“This event is a testament to the significance of undergraduate contributions to the research ecosystem at an R1 university like FSU,” said CRE Director Latika Young. “Many of these award recipients will continue their intellectual pursuits through Honors theses, independent study projects, graduate research and entrepreneurial and creative work, both here on our campus and beyond.”
Undergraduate research at FSU is growing, as evidenced by the 10% increase in undergraduate student participation and 20% increase in research mentor participation in the Undergraduate Research Opportunity Program, the CRE’s largest undergraduate research program. Students who conduct undergraduate research have higher GPAs, higher graduation rates and higher rates of admission into graduate schools, according to Young.
For Wadsworth, undergraduate research has provided opportunities she never imagined and an engagement with academics that has steadily grown over time.
With help from an IDEA Grant funded by the Tyler Center for Global Studies, Wadsworth traveled in August to Tokyo, Kyoto, Osaka and the Goshono Archaeological site in Iwate Prefecture to meet with archeologists and visit museums and archives. She learned about recent scholarship that aims to better understand the diversity within the Jōmon period by analyzing biological traits such as dental features, stature and limb proportions.
The Jōmon arrived in Japan around 30,000-40,000 years ago and occupied the Japanese archipelago.

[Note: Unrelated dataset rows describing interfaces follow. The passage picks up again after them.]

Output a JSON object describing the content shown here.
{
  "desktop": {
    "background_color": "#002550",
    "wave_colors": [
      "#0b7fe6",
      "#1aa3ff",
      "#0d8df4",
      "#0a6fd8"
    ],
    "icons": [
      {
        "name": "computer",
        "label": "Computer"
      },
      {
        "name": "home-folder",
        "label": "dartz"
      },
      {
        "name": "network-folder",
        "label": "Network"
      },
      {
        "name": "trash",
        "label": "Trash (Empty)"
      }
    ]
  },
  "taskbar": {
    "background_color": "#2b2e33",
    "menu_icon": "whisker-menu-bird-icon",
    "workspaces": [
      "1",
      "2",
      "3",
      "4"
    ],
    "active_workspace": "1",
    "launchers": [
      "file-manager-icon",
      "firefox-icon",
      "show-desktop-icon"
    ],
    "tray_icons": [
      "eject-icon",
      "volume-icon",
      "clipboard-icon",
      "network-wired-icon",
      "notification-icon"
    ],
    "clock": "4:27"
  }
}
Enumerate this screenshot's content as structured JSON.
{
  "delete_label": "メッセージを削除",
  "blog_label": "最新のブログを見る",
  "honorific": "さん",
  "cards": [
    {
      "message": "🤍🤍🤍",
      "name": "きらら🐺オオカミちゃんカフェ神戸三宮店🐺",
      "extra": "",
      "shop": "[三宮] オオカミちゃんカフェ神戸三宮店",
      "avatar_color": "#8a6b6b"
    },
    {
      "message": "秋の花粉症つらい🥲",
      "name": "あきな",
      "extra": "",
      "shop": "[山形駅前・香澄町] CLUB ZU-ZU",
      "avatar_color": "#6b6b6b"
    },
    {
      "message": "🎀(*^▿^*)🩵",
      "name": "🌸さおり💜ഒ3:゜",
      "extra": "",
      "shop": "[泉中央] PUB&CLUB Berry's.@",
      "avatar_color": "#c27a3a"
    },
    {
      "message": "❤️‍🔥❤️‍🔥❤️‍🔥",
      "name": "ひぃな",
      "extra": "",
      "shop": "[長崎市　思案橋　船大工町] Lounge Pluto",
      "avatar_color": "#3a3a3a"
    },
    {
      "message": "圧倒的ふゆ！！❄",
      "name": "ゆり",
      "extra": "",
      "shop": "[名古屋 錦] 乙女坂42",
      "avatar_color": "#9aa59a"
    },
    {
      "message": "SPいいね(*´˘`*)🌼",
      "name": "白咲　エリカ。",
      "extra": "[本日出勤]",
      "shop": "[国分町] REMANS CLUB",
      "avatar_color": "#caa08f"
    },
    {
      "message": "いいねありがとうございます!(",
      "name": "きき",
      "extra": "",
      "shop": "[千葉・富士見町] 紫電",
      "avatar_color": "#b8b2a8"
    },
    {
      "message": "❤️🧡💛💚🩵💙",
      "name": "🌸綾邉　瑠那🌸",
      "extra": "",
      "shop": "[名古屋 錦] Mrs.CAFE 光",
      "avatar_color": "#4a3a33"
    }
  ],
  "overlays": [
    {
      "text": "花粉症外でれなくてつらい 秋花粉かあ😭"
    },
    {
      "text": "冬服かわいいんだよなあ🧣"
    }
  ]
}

They are widely accepted as the first to have a pottery tradition, a rarity among hunter-gatherer societies, and are more commonly associated with later agricultural societies.
Wadsworth, a senior anthropology major pursuing a minor in Japanese, is working to finish her thesis on the subject through an Honors in the Major project.
Although Wadsworth plans to pursue these academic interests beyond her time at FSU, she wasn’t always so passionate. She came to FSU not knowing what to major in and eventually landed on anthropology because she found herself most interested in her cultural anthropology class during her first year. Combining that budding interest with a previous curiosity about Japanese culture due to her love of anime, the path she followed is one she paved with the help of multiple professors and mentors.
“I was putting in my best work in class, and I was asking questions, and I was talking to the instructors,” Wadsworth said. “Opportunities just presented themselves. And anytime one did, I just took it.”
For more information, visit cre.fsu.edu.